The Secret to Raising Smart Kids. A brilliant student, Jonathan sailed through grade school.
He completed his assignments easily and routinely earned As. Jonathan puzzled over why some of his classmates struggled, and his parents told him he had a special gift. In the seventh grade, however, Jonathan suddenly lost interest in school, refusing to do homework or study for tests. As a consequence, his grades plummeted. His parents tried to boost their son's confidence by assuring him that he was very smart. Our society worships talent, and many people assume that possessing superior intelligence or ability—along with confidence in that ability—is a recipe for success. The result plays out in children like Jonathan, who coast through the early grades under the dangerous notion that no-effort academic achievement defines them as smart or gifted. People can learn to be helpless, too, but not everyone reacts to setbacks this way.
Others, meanwhile, focused on fixing errors and honing their skills. You did a good job drawing. Growth Mindset Activites & Assignments. Growth Mindset: Clearing up Some Common Confusions. By Eduardo Briceño A growth mindset is the understanding that personal qualities and abilities can change.
It leads people to take on challenges, persevere in the face of setbacks, and become more effective learners.

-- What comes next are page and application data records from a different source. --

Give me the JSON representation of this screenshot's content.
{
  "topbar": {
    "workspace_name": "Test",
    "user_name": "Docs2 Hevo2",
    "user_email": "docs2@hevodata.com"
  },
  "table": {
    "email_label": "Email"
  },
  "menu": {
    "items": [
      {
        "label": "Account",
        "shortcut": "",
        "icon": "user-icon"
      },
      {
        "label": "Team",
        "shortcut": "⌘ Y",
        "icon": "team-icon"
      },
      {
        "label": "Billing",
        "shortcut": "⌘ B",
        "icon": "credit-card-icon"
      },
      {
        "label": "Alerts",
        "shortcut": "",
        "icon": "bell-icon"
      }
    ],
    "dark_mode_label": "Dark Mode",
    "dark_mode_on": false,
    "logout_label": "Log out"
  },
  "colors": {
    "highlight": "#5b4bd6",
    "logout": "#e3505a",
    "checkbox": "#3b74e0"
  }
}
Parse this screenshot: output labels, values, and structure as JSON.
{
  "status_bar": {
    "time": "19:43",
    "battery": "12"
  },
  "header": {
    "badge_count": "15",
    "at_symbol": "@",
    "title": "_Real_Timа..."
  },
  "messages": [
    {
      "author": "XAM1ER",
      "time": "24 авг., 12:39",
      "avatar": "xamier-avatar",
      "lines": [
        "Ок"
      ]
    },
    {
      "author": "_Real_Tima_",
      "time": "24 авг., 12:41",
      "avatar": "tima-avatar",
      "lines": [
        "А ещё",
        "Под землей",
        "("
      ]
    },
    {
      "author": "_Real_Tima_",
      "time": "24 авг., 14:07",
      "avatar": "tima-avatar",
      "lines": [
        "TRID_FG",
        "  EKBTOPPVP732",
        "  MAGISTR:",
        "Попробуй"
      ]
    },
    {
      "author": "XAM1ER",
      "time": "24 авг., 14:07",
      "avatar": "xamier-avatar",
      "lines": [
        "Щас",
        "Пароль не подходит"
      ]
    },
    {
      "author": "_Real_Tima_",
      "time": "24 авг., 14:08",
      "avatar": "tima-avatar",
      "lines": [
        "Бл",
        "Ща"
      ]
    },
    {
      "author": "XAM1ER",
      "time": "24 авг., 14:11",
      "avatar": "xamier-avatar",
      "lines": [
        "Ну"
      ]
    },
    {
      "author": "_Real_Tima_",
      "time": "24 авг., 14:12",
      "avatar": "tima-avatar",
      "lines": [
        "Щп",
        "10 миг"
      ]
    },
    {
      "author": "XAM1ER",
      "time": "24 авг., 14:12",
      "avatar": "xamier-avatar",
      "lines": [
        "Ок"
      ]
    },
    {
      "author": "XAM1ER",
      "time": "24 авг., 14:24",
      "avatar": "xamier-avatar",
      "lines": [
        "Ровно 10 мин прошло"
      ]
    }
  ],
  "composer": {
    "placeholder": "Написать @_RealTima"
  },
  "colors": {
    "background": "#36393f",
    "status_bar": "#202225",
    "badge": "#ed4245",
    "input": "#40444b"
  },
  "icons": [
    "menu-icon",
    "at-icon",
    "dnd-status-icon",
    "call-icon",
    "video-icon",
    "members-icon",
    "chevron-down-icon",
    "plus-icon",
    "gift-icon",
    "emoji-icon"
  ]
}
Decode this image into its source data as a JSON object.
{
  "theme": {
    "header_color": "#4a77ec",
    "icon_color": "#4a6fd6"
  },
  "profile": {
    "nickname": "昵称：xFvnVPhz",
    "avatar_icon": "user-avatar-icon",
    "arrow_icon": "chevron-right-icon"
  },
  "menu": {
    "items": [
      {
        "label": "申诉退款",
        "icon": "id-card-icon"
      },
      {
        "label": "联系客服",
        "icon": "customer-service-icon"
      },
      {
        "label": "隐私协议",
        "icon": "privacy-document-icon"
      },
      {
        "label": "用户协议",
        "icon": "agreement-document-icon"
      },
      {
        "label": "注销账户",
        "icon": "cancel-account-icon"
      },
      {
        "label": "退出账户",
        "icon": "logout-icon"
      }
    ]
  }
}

As more and more people learn about the growth mindset, which was first discovered by Stanford Professor Carol Dweck, we sometimes observe some confusions about it. Recently some critiques have emerged. Of course we invite critical analysis and feedback, as it helps all of us learn and improve, but some of the recent commentary seems to point to misunderstandings of growth mindset research and practice. Confusion #1: What a growth mindset is When we ask people to tell us what the growth mindset is, we often get lots of different answers, such as working hard, having high expectations, being resilient, or more general ideas like being open or flexible.
Confusion #2: To foster a growth mindset, simply praise children for working hard Deepening our understanding over time. How To Weave Growth Mindset Into School Culture. Adilene Rodriguez admits she has always struggled with academics.
Especially in middle school she hated getting up early, found her classes boring and didn’t really see where it was all going. When she started her freshman year at Arroyo High School in San Lorenzo, California, just south of Oakland, she was a shy student who rarely spoke up in class and had little confidence in herself as a scholar. Rodriguez is now a senior and her approach to school has changed dramatically over her high school career. She attributes her shift to her freshman science teacher, Jim Clark, who taught the class about growth mindset from the very beginning and backed up the discussion with action. “He would tell me, ‘You need to push yourself, that’s how you’re going to grow. She didn’t believe him at first; she thought she just wasn’t good at science. When Clark suggested Rodriguez take AP biology she resisted, scared she’d be unprepared for the challenge. Untitled. 7 Ways to Confront Failure Like an Innovator. Household appliances aren’t the most exciting items on the market, but brilliant inventors still manage to turn them into big hits.
James Dyson introduced his first bagless vacuum cleaner in 1993. Fifty models and millions of sales later, Dyson is the leader in innovative and creative household appliances. Here are seven valuable takeaways from how the British inventor went from being a guy frustrated with his vacuum cleaner to one of the world’s most successful entrepreneurs. 1. Figure out what frustrates you. Dyson invented his trademark vacuum cleaner because, while every manufacturer claimed that their vacuum cleaners were the world’s most powerful, he was dissatisfied with the performance of every single model on the market. 2.
Dyson told The Guardian that frustration doesn’t just drive his process of invention–it drives his sales pitches. 3. If you think that Dyson got it right on the first try, you’re wrong. Drowningintheshallow. Yesterday, at the Wellington Festival of Education, I had the pleasure of listening to Carol Dweck speak on her research with regards to Mindsets – Fixed and Growth.
Carol Dweck explained we hold both these mindsets, simultaneously, which creates a psychological battle on 3 main fronts: 1. The two mindsets have two different goals FM – doesn’t like looking dumb and therefore is risk averseGM – likes getting smarter so focus on learning 2. FM – being smart is easy and therefore should come naturallyGM – effort is part of the process therefore staying with problems or confusion longer 3. FM – runs away from making mistakesGM sees mistakes as part of the learning process Whilst I have always loved her simple but beautiful idea of two Mindsets, I have had issues with how it is implemented.
This, Dweck informs us, misses the key point of the Growth Mindset. So how do we begin this journey? Dweck suggested we name our triggers, so we become intimate and aware of them.